large affiliated shareholders have the ability to effectively resist takeover offers since

takeover bids must be approved by the majority of shareholders. In addition to large

shareholdings, staggered board terms can be effective defense mechanism since it would

take the bidder more than one proxy to gain enough board representation necessary to

either remove management or a poison pill. Hence, the variables BLOCK and

STAGGERED are expected to be negatively related to target revaluations and positively

related to target discounts.

In this analysis, I also try to control for the "seriousness" of the offer since many

offers in the sample, especially tender offers, are only for a controlling interest in the










target firm. In some cases, the bidder discusses what will be offered to shareholders in a

second step merger if the offer succeeds. However, most bidders are under no legal

obligation to complete a second step offer. Even back-end offers that are discussed are

often for unspecified securities and/or cash.

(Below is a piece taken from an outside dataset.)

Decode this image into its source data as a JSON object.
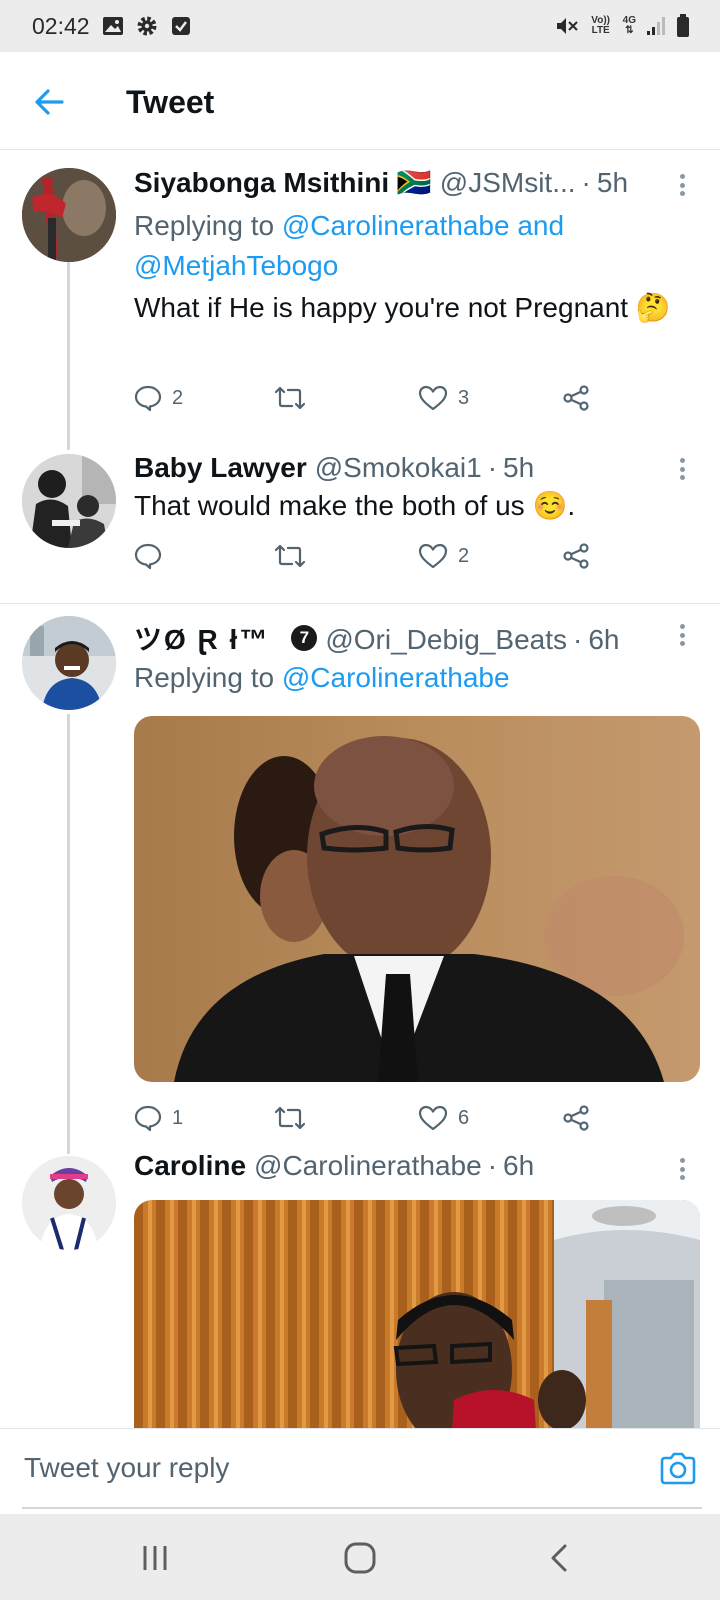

It is likely that the premiums suggested by

the offering price in these bids are worth less if one considers the blended premium that

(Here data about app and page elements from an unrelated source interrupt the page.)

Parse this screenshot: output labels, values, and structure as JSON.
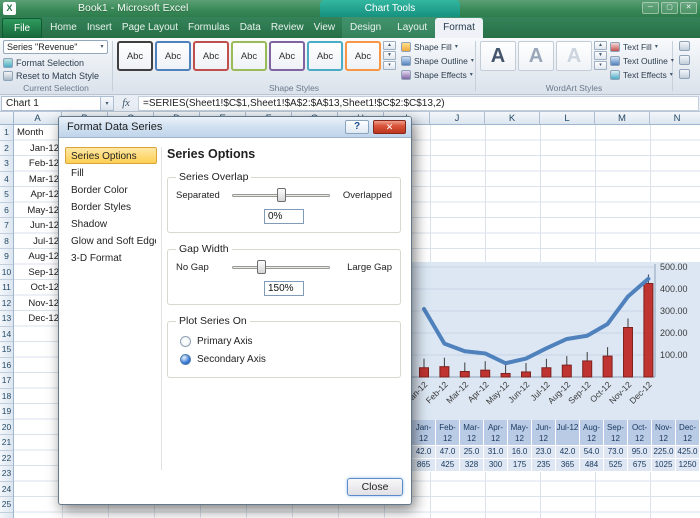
{
  "icons": {
    "dropdown": "▾",
    "gallery_up": "▲",
    "gallery_down": "▼",
    "gallery_more": "▾",
    "window_minimize": "─",
    "window_maximize": "▢",
    "window_close": "✕"
  },
  "window": {
    "title": "Book1 - Microsoft Excel",
    "contextual_group": "Chart Tools"
  },
  "ribbon": {
    "tabs": [
      "File",
      "Home",
      "Insert",
      "Page Layout",
      "Formulas",
      "Data",
      "Review",
      "View"
    ],
    "contextual_tabs": [
      "Design",
      "Layout",
      "Format"
    ],
    "active_tab": "Format",
    "groups": {
      "current_selection": {
        "label": "Current Selection",
        "selector_value": "Series \"Revenue\"",
        "buttons": [
          "Format Selection",
          "Reset to Match Style"
        ]
      },
      "shape_styles": {
        "label": "Shape Styles",
        "thumb_text": "Abc",
        "thumb_colors": [
          "#3f3f3f",
          "#4f81bd",
          "#c0504d",
          "#9bbb59",
          "#8064a2",
          "#4bacc6",
          "#f79646"
        ],
        "buttons": [
          "Shape Fill",
          "Shape Outline",
          "Shape Effects"
        ]
      },
      "wordart_styles": {
        "label": "WordArt Styles",
        "letter": "A",
        "buttons": [
          "Text Fill",
          "Text Outline",
          "Text Effects"
        ]
      }
    }
  },
  "formula_bar": {
    "name_box": "Chart 1",
    "fx": "fx",
    "formula": "=SERIES(Sheet1!$C$1,Sheet1!$A$2:$A$13,Sheet1!$C$2:$C$13,2)"
  },
  "sheet": {
    "column_headers": [
      "A",
      "B",
      "C",
      "D",
      "E",
      "F",
      "G",
      "H",
      "I",
      "J",
      "K",
      "L",
      "M",
      "N"
    ],
    "row_count": 25,
    "a1": "Month",
    "months": [
      "Jan-12",
      "Feb-12",
      "Mar-12",
      "Apr-12",
      "May-12",
      "Jun-12",
      "Jul-12",
      "Aug-12",
      "Sep-12",
      "Oct-12",
      "Nov-12",
      "Dec-12"
    ]
  },
  "dialog": {
    "title": "Format Data Series",
    "help_icon": "?",
    "close_icon": "✕",
    "nav_items": [
      "Series Options",
      "Fill",
      "Border Color",
      "Border Styles",
      "Shadow",
      "Glow and Soft Edges",
      "3-D Format"
    ],
    "active_nav": "Series Options",
    "heading": "Series Options",
    "sections": {
      "overlap": {
        "title": "Series Overlap",
        "min_label": "Separated",
        "max_label": "Overlapped",
        "value": "0%",
        "thumb_pct": 50
      },
      "gap": {
        "title": "Gap Width",
        "min_label": "No Gap",
        "max_label": "Large Gap",
        "value": "150%",
        "thumb_pct": 30
      },
      "axis": {
        "title": "Plot Series On",
        "options": [
          {
            "label": "Primary Axis",
            "selected": false
          },
          {
            "label": "Secondary Axis",
            "selected": true
          }
        ]
      }
    },
    "close_button": "Close"
  },
  "chart_data": {
    "type": "combo",
    "categories": [
      "Jan-12",
      "Feb-12",
      "Mar-12",
      "Apr-12",
      "May-12",
      "Jun-12",
      "Jul-12",
      "Aug-12",
      "Sep-12",
      "Oct-12",
      "Nov-12",
      "Dec-12"
    ],
    "series": [
      {
        "name": "",
        "type": "line",
        "axis": "primary",
        "color": "#4f81bd",
        "values": [
          865,
          425,
          328,
          300,
          175,
          235,
          365,
          484,
          525,
          675,
          1025,
          1250
        ]
      },
      {
        "name": "Revenue",
        "type": "bar",
        "axis": "secondary",
        "color": "#bf3330",
        "values": [
          42,
          47,
          25,
          31,
          16,
          23,
          42,
          54,
          73,
          95,
          225,
          425
        ]
      }
    ],
    "primary_ylim": [
      0,
      1400
    ],
    "secondary_ylim": [
      0,
      500
    ],
    "secondary_axis_ticks": [
      "500.00",
      "400.00",
      "300.00",
      "200.00",
      "100.00"
    ],
    "grid": true,
    "legend": "none",
    "data_table_rows": [
      [
        "42.0",
        "47.0",
        "25.0",
        "31.0",
        "16.0",
        "23.0",
        "42.0",
        "54.0",
        "73.0",
        "95.0",
        "225.0",
        "425.0"
      ],
      [
        "865",
        "425",
        "328",
        "300",
        "175",
        "235",
        "365",
        "484",
        "525",
        "675",
        "1025",
        "1250"
      ]
    ]
  }
}
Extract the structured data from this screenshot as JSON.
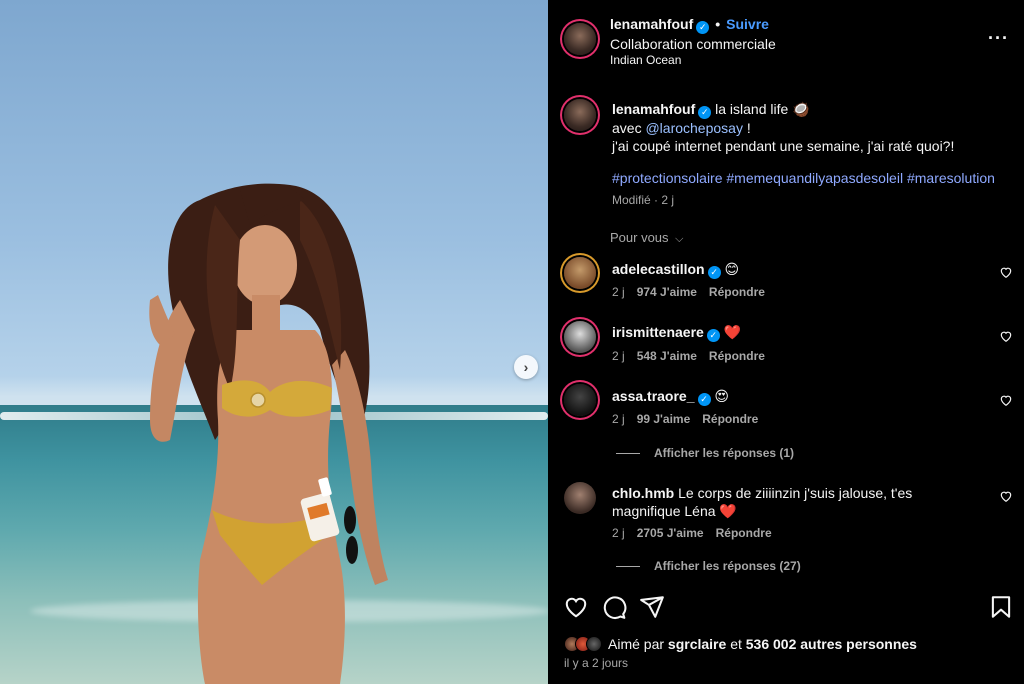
{
  "post": {
    "username": "lenamahfouf",
    "follow_label": "Suivre",
    "sponsor_label": "Collaboration commerciale",
    "location": "Indian Ocean",
    "caption_text": "la island life 🥥",
    "caption_with": "avec",
    "caption_mention": "@larocheposay",
    "caption_mention_end": "!",
    "caption_line2": "j'ai coupé internet pendant une semaine, j'ai raté quoi?!",
    "hashtags": "#protectionsolaire #memequandilyapasdesoleil #maresolution",
    "edited_meta": "Modifié · 2 j",
    "for_you_label": "Pour vous",
    "more_icon": "more-horizontal-icon"
  },
  "comments": [
    {
      "user": "adelecastillon",
      "text": "😊",
      "age": "2 j",
      "likes": "974 J'aime",
      "reply": "Répondre"
    },
    {
      "user": "irismittenaere",
      "text": "❤️",
      "age": "2 j",
      "likes": "548 J'aime",
      "reply": "Répondre"
    },
    {
      "user": "assa.traore_",
      "text": "😍",
      "age": "2 j",
      "likes": "99 J'aime",
      "reply": "Répondre",
      "replies": "Afficher les réponses (1)"
    },
    {
      "user": "chlo.hmb",
      "text": "Le corps de ziiiinzin j'suis jalouse, t'es magnifique Léna ❤️",
      "age": "2 j",
      "likes": "2705 J'aime",
      "reply": "Répondre",
      "replies": "Afficher les réponses (27)"
    }
  ],
  "footer": {
    "liked_by_prefix": "Aimé par",
    "liked_by_user": "sgrclaire",
    "liked_by_and": "et",
    "liked_by_count": "536 002 autres personnes",
    "time_ago": "il y a 2 jours"
  },
  "colors": {
    "verified": "#0095f6",
    "follow": "#4a9bff",
    "hashtag": "#8fa9ff",
    "background": "#000000"
  }
}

targets would receive (shares bought on the front end averaged with shares bought on the

back end). PERCENT SOUGHT captures this variation and is calculated as the

percentage of shares outstanding net of foothold, that the bidder is offering to acquire in

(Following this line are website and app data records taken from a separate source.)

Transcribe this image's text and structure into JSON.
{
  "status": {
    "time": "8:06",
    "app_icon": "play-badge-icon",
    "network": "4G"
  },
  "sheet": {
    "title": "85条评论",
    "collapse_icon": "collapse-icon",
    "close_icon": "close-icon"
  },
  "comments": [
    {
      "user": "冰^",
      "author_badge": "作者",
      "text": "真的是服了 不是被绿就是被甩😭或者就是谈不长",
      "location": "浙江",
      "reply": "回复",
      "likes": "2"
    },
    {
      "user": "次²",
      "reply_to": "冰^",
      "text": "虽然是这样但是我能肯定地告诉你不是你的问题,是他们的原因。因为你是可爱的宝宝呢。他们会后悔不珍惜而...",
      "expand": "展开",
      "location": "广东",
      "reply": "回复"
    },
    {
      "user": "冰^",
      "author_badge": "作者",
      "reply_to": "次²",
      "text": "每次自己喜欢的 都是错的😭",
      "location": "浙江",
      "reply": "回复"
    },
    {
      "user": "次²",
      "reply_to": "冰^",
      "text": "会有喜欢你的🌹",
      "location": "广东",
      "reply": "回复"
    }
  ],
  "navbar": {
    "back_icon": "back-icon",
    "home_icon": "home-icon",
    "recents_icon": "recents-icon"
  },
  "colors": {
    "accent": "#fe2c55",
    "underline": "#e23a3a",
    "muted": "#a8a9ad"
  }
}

the front-end. For non two-tier offers this variable is set equal to 100 percent. Other

variables that proxy for the seriousness of the bid are BADREP, a Foothold, SYNERGY,

and CASH. a Foothold is the percentage change in bidder's stake from prior to the initial

leak date until after the resolution date. We would expect positive signs on the

coefficients for PERCENT SOUGHT, SYNERGY, a Foothold, and CASH for the

regressions on target revaluation, and the opposite signs for regressions on target

discount.

The emphasis of this study is on the changes in the legal structure that allowed the

use of the poison pill as a defense against unwanted acquirers. Since adoption of a poison

pill only requires board approval and not a shareholder vote, I include a dummy TW,

which equals one for the post Time-Warner period and zero before to allow for the

changes in post-offer target valuations between the two periods. Other important

differences between the two periods are takeover defenses and the use of debt. Previous

research has shown that leverage has a positive effect on returns of unsuccessful targets

(Berger et al. (1997)). I include change of leverage (A Leverage) and an interaction










variable of change of leverage with the TW dummy (A Leverage*TW) to examine the

effect of leverage changes on target valuation during the two periods. A significant

coefficient on the interaction dummy would imply that leverage has a different impact on

target valuation pre and post Time-Warner. Finally, I also include the more precise

breakdown of the leverage changes and include dummies for use of buybacks, greenmail,

and special dividends.

The results of the regressions on REVAL1 and REVAL2 are presented in Table

4.9. Firms with large blocking positions (25% or greater) aff61iated with management

have lower revaluations suggesting that large blockholders either have desires to keep the

firm independent with non-value maximizing (for shareholder) intent or that they are apt

to overvalue the plans of the existing management team (which often includes

themselves). The presence of staggered boards is not a determinant in the revaluation.

Surprisingly, revaluations are no higher when more than one bidder was involved in the

takeover contest.

Bidder characteristics appear to have large effects on target revaluations. Offers

where the bidder has a bad reputation (BADREP) have lower revaluations which may

indicate that the market as well as management Einds such bids less compelling. The

coefficient on Percent Sought is significantly positive at the one percent level, and shows

that markets factor in the uncertainty of the value of the second step and consequently the

seriousness of the offer. Targets in synergistic deals (SYNERGY) experience higher

revaluations as well. This may reflect that these are bids with a real rational that have to

be taken more seriously. CASH and a Foothold do not appear to affect the revaluation

measures.